___ Provided entries ___

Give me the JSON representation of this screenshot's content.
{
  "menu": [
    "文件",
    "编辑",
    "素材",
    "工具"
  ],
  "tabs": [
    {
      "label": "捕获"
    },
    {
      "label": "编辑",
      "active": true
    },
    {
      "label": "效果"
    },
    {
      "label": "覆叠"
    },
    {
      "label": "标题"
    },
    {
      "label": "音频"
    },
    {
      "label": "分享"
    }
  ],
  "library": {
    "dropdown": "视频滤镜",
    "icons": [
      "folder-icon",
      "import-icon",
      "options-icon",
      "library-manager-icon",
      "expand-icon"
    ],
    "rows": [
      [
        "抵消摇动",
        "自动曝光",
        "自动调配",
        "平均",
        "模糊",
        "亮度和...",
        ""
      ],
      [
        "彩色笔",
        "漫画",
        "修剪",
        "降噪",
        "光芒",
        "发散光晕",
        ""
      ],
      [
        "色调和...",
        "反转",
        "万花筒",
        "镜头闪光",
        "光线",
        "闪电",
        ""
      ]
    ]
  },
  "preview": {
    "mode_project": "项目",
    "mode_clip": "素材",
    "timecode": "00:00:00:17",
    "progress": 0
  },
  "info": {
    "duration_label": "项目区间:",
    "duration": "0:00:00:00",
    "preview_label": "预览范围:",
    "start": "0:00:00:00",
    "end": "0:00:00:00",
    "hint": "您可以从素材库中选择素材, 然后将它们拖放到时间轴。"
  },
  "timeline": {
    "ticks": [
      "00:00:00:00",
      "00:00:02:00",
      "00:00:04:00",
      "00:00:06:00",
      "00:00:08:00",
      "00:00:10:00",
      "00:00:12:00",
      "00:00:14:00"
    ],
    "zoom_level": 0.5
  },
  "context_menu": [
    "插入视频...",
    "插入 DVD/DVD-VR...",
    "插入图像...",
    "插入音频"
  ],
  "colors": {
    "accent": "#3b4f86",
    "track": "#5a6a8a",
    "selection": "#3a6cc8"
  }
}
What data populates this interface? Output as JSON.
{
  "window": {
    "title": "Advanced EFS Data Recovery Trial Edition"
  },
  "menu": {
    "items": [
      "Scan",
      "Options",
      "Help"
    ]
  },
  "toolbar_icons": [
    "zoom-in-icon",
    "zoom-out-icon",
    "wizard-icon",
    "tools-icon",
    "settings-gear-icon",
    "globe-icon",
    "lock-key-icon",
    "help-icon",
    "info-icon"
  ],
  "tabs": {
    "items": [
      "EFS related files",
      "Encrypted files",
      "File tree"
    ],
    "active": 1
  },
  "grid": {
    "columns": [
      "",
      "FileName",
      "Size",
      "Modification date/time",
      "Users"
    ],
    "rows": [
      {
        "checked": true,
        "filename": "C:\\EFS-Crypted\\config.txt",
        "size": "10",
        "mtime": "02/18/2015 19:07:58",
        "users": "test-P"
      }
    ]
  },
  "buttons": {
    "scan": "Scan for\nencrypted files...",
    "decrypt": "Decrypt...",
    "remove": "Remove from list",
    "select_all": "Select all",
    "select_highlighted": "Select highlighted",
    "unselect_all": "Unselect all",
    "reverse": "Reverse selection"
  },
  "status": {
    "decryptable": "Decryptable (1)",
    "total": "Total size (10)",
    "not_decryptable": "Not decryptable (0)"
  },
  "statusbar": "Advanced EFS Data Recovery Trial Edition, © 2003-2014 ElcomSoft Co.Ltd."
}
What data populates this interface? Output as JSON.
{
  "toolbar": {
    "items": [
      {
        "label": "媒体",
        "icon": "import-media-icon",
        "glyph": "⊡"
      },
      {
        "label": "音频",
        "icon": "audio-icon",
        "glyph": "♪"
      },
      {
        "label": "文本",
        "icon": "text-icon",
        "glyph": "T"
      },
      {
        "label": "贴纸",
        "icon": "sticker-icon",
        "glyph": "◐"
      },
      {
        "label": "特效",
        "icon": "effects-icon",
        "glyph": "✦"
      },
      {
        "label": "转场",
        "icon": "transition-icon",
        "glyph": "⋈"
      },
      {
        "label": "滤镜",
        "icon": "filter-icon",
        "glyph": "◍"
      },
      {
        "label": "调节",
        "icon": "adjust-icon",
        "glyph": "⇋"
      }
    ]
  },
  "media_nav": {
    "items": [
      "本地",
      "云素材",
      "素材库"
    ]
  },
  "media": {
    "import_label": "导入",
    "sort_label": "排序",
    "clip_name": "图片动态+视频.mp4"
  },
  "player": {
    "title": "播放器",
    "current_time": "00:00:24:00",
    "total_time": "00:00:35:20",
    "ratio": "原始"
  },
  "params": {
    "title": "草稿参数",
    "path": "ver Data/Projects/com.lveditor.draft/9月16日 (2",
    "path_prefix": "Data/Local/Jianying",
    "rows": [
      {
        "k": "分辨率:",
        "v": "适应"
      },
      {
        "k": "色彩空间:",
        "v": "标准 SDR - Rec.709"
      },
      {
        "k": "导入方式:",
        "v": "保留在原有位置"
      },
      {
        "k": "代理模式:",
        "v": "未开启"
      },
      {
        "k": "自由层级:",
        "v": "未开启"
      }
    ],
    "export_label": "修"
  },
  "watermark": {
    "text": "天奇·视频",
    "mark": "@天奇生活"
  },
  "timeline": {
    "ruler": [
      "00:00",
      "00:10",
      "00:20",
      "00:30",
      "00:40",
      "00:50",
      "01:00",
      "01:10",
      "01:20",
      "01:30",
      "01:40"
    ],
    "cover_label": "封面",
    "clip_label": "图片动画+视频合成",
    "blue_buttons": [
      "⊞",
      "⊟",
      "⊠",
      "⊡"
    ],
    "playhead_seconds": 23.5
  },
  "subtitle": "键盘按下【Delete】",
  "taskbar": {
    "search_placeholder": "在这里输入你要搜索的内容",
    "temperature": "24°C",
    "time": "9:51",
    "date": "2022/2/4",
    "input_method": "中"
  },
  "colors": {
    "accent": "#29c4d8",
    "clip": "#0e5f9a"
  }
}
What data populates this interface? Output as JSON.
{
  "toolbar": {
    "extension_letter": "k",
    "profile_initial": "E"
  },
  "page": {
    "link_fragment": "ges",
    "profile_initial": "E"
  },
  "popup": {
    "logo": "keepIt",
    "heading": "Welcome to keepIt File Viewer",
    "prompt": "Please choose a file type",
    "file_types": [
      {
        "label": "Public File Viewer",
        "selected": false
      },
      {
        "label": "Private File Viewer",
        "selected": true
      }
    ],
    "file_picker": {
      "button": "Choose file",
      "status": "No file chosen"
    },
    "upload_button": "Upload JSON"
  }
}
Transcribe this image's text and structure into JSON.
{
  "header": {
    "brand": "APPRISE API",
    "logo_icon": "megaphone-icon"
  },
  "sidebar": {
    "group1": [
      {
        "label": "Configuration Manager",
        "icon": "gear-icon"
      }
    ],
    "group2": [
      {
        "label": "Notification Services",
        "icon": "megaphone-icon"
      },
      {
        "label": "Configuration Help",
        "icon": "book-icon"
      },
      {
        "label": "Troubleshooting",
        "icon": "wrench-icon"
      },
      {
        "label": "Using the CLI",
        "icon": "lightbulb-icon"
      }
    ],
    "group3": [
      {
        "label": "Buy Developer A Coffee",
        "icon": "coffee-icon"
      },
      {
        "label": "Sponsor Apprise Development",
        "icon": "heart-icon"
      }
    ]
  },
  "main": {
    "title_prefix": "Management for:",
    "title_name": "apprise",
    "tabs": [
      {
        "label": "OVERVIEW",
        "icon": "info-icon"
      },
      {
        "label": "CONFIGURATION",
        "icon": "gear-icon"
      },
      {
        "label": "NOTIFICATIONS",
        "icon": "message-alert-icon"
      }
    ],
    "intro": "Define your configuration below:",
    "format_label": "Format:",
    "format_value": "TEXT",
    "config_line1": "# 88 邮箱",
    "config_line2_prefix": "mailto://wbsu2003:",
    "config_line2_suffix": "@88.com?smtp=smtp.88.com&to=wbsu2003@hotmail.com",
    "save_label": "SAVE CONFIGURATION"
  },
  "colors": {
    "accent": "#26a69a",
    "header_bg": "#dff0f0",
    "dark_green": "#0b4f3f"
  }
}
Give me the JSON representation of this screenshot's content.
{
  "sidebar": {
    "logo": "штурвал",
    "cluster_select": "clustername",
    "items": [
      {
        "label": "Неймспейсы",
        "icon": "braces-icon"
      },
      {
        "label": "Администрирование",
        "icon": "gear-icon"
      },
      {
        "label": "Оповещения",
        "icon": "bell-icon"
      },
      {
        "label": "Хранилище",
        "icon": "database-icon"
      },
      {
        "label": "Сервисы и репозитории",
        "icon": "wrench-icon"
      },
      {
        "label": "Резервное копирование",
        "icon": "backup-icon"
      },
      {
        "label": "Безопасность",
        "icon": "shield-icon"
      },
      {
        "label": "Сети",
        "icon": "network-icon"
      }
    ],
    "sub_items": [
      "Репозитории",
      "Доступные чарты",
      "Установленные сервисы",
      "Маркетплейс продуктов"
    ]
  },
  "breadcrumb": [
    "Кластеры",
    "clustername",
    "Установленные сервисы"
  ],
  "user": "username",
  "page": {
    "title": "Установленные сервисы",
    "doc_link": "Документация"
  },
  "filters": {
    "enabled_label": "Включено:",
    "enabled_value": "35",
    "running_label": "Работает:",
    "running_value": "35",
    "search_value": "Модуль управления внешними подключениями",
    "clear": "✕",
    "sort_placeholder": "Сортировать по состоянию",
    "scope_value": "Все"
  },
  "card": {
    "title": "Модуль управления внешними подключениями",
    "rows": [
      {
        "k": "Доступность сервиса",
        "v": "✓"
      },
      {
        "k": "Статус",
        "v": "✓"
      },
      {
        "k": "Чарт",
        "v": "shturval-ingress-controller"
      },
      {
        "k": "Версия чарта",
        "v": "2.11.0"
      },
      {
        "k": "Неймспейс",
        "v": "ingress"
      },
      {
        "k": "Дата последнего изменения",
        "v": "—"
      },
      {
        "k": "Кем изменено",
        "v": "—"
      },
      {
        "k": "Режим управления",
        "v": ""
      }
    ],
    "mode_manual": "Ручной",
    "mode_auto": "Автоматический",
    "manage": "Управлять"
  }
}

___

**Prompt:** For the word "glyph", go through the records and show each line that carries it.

**Exercise output:**
        "glyph": "⊡"
        "glyph": "♪"
        "glyph": "T"
        "glyph": "◐"
        "glyph": "✦"
        "glyph": "⋈"
        "glyph": "◍"
        "glyph": "⇋"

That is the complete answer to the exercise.